Soldiers with more than 20 years of experience who held the rank of Lieutenant Colonel or Colonel and those in the upper echelons of the enlisted ranks made up the majority of the service’s members who were laid off, a report to Congress states.
In total the Army involuntarily separated 494 soldiers between July and December 2015. The Army let go 238 Lieutenant Colonels and Colonels and 206 Sargent First Classes and Master Sergeants. Of the nearly 500 soldiers laid off, all except for 31 had 20 years or more of service, the report states.
The specialties of those involuntarily separated ranged from electronic warfare specialist to public affairs officer. Logistics officers took the biggest hit: the Army cut 33. Other specialties that took the brunt of the layoffs were aviation officers, with 21, Corps of Engineers officers, with 20, and infantry officers with 18, the report states.
The Army currently has 482,000 active-duty soldiers. That will be reduced to 475,000 by the end of fiscal 2016. The number will be further reduced to 450,000 by 2018.
Army Vice Chief of Staff Gen. Daniel Allyn said the Army still needs to cut another 14,000 regular, guard and reserve troops to reach less than a million soldiers by 2018.
Of those 14,000 the Army needs to cut to reach its intended numbers, 10,000 will be officers, said Gen. Daniel Allyn, vice chief of staff of the Army.
The Army has been planning to reduce its military personnel from 1.3 million to 980,000 since the release of the 2014 Quadrennial Defense Review.
“With 186,000 deployed on a daily basis in 140 countries, you understand my discomfort with trying to continue to meet emergent demands and current operations with a force that is getting smaller,” Allyn said during a March 15 Senate Armed Services Readiness Subcommittee hearing.
Allyn said the soldiers who were cut in the 2015 layoffs were highly seasoned.
“Over 50 percent of those we were asking to separate involuntarily had two or more combat deployments, so these are all soldiers that have answered the call of the nation; they have served admirably and because of the program force structure we must separate [from] them,” Allyn said.
Allyn told the subcommittee the Army is doing everything it can through its Soldier for Life program to provide them a seamless transition into civilian life.
The Army is also giving the Army Reserve and Army National Guard first dibs on hiring the laid off soldiers.
Though the Army is currently drawing down, the House version of the 2017 defense authorization bill increases the ranks of the Army by 20,000, back up to 480,000, for 2017.
Justin Johnson, a senior policy analyst at the Heritage Foundation, said adding those troops will be a costly endeavor.

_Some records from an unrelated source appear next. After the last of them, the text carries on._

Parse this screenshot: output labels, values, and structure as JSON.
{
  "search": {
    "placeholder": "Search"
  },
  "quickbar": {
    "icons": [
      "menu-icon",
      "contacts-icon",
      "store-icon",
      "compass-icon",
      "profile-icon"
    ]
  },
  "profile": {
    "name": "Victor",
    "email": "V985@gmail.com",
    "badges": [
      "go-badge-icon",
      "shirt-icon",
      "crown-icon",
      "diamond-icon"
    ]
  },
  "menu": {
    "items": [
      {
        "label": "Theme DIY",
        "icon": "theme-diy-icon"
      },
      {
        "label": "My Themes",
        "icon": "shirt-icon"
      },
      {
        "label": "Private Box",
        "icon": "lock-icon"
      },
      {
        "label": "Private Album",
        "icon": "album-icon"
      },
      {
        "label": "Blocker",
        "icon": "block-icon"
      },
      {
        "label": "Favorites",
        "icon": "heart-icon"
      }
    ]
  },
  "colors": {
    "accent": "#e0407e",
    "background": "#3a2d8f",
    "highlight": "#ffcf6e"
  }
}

He estimates the price tag at $1.5 billion to $2 billion just for 2017. That doesn’t include enduring costs.